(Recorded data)
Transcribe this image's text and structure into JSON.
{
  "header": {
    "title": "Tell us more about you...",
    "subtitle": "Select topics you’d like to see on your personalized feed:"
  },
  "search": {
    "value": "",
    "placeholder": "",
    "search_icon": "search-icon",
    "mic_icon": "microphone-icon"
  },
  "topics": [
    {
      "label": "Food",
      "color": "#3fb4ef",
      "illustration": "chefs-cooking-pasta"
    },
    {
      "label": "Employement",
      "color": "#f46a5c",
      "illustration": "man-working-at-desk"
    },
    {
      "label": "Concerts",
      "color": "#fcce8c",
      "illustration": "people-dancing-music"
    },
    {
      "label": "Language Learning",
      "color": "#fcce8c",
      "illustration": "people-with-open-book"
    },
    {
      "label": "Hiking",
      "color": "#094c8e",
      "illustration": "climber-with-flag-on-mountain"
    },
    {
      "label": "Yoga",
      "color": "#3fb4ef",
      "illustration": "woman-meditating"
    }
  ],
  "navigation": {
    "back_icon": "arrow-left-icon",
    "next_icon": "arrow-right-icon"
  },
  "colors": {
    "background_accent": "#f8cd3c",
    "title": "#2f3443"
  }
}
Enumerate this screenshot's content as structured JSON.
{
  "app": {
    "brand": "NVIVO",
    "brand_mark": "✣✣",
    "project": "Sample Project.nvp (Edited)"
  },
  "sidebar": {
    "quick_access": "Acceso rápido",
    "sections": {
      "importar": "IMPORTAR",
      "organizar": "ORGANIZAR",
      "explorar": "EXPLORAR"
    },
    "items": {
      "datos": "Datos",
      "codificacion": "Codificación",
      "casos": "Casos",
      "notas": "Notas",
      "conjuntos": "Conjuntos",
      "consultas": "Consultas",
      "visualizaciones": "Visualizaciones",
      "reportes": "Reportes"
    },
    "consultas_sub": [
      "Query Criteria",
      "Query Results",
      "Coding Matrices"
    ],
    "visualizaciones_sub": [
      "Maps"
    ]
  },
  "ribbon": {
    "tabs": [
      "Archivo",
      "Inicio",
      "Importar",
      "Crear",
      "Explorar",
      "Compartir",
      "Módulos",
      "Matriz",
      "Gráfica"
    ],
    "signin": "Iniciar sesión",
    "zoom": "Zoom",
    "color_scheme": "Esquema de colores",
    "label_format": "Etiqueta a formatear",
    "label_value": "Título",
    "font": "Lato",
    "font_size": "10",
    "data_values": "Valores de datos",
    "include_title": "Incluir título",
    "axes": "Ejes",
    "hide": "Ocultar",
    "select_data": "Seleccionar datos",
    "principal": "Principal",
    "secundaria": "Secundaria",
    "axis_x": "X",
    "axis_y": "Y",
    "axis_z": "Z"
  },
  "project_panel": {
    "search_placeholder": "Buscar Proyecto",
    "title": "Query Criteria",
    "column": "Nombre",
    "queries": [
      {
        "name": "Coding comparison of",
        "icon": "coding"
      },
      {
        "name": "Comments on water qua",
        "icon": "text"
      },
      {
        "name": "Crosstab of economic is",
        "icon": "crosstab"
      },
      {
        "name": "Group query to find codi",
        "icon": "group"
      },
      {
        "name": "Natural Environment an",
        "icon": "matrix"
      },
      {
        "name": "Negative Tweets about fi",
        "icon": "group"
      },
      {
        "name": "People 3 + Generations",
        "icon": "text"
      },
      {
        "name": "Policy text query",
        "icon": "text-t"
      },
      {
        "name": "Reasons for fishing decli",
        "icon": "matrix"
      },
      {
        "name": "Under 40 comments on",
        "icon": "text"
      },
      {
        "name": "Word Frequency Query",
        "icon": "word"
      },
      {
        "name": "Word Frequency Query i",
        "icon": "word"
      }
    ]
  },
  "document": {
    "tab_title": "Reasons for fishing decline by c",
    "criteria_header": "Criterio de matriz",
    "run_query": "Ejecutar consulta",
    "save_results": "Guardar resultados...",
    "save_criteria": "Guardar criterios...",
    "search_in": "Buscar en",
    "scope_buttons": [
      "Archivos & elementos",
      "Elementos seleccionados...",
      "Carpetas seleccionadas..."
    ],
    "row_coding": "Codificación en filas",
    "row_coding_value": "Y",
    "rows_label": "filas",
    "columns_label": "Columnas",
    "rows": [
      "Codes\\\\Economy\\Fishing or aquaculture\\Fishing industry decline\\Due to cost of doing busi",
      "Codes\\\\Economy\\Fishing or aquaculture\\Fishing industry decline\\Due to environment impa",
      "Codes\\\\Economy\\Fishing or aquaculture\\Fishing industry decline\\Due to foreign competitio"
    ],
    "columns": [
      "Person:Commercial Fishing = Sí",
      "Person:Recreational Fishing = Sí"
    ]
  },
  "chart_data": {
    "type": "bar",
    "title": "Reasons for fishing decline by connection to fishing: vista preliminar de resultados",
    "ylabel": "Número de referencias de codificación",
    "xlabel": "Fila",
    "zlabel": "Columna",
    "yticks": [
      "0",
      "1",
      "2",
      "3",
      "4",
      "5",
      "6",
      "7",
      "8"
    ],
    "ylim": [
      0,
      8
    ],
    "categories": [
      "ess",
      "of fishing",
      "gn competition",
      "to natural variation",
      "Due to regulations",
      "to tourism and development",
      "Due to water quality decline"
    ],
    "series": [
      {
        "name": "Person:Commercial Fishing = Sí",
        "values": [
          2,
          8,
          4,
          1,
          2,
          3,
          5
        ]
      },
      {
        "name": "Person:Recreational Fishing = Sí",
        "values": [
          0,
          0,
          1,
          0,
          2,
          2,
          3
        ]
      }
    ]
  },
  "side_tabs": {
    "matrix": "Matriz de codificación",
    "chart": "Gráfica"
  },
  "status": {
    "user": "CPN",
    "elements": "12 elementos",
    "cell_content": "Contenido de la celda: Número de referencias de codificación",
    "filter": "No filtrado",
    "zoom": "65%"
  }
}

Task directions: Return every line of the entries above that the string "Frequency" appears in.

Output:
        "name": "Word Frequency Query",
        "name": "Word Frequency Query i",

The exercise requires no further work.